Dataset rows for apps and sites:
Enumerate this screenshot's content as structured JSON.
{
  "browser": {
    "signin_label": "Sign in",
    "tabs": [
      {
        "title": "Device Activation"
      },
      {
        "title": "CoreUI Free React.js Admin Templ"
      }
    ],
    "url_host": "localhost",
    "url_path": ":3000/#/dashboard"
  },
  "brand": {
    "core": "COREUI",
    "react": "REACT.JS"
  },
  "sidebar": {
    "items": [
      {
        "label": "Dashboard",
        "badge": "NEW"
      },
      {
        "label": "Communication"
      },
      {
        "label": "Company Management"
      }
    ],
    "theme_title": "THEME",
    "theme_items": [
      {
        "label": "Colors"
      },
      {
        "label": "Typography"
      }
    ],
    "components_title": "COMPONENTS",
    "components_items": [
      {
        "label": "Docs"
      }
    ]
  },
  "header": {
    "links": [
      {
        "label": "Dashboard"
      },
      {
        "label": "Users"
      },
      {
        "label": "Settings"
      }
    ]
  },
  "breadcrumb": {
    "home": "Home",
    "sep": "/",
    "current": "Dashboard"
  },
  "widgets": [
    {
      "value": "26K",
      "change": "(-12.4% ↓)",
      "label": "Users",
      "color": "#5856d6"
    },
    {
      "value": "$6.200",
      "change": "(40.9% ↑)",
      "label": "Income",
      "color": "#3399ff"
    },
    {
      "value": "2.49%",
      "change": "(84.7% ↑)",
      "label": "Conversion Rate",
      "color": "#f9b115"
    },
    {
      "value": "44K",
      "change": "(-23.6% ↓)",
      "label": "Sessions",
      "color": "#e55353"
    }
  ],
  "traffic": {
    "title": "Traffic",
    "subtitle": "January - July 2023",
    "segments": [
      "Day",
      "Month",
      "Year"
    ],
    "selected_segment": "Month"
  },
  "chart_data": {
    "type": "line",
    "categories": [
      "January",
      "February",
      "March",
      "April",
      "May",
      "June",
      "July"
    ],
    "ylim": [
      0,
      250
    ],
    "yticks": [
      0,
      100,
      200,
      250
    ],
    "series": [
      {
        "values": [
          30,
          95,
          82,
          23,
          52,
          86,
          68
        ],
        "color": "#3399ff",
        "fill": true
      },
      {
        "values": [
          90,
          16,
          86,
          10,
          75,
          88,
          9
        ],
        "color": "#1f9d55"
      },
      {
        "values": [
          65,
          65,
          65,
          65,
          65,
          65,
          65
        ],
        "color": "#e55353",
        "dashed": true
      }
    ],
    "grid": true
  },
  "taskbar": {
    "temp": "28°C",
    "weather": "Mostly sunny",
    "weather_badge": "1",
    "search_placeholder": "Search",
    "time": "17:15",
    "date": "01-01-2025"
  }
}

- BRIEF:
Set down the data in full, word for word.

- PROBLEM SOLUTION:
Enumerate this screenshot's content as structured JSON.
{
  "browser": {
    "signin_label": "Sign in",
    "tabs": [
      {
        "title": "Device Activation"
      },
      {
        "title": "CoreUI Free React.js Admin Templ"
      }
    ],
    "url_host": "localhost",
    "url_path": ":3000/#/dashboard"
  },
  "brand": {
    "core": "COREUI",
    "react": "REACT.JS"
  },
  "sidebar": {
    "items": [
      {
        "label": "Dashboard",
        "badge": "NEW"
      },
      {
        "label": "Communication"
      },
      {
        "label": "Company Management"
      }
    ],
    "theme_title": "THEME",
    "theme_items": [
      {
        "label": "Colors"
      },
      {
        "label": "Typography"
      }
    ],
    "components_title": "COMPONENTS",
    "components_items": [
      {
        "label": "Docs"
      }
    ]
  },
  "header": {
    "links": [
      {
        "label": "Dashboard"
      },
      {
        "label": "Users"
      },
      {
        "label": "Settings"
      }
    ]
  },
  "breadcrumb": {
    "home": "Home",
    "sep": "/",
    "current": "Dashboard"
  },
  "widgets": [
    {
      "value": "26K",
      "change": "(-12.4% ↓)",
      "label": "Users",
      "color": "#5856d6"
    },
    {
      "value": "$6.200",
      "change": "(40.9% ↑)",
      "label": "Income",
      "color": "#3399ff"
    },
    {
      "value": "2.49%",
      "change": "(84.7% ↑)",
      "label": "Conversion Rate",
      "color": "#f9b115"
    },
    {
      "value": "44K",
      "change": "(-23.6% ↓)",
      "label": "Sessions",
      "color": "#e55353"
    }
  ],
  "traffic": {
    "title": "Traffic",
    "subtitle": "January - July 2023",
    "segments": [
      "Day",
      "Month",
      "Year"
    ],
    "selected_segment": "Month"
  },
  "chart_data": {
    "type": "line",
    "categories": [
      "January",
      "February",
      "March",
      "April",
      "May",
      "June",
      "July"
    ],
    "ylim": [
      0,
      250
    ],
    "yticks": [
      0,
      100,
      200,
      250
    ],
    "series": [
      {
        "values": [
          30,
          95,
          82,
          23,
          52,
          86,
          68
        ],
        "color": "#3399ff",
        "fill": true
      },
      {
        "values": [
          90,
          16,
          86,
          10,
          75,
          88,
          9
        ],
        "color": "#1f9d55"
      },
      {
        "values": [
          65,
          65,
          65,
          65,
          65,
          65,
          65
        ],
        "color": "#e55353",
        "dashed": true
      }
    ],
    "grid": true
  },
  "taskbar": {
    "temp": "28°C",
    "weather": "Mostly sunny",
    "weather_badge": "1",
    "search_placeholder": "Search",
    "time": "17:15",
    "date": "01-01-2025"
  }
}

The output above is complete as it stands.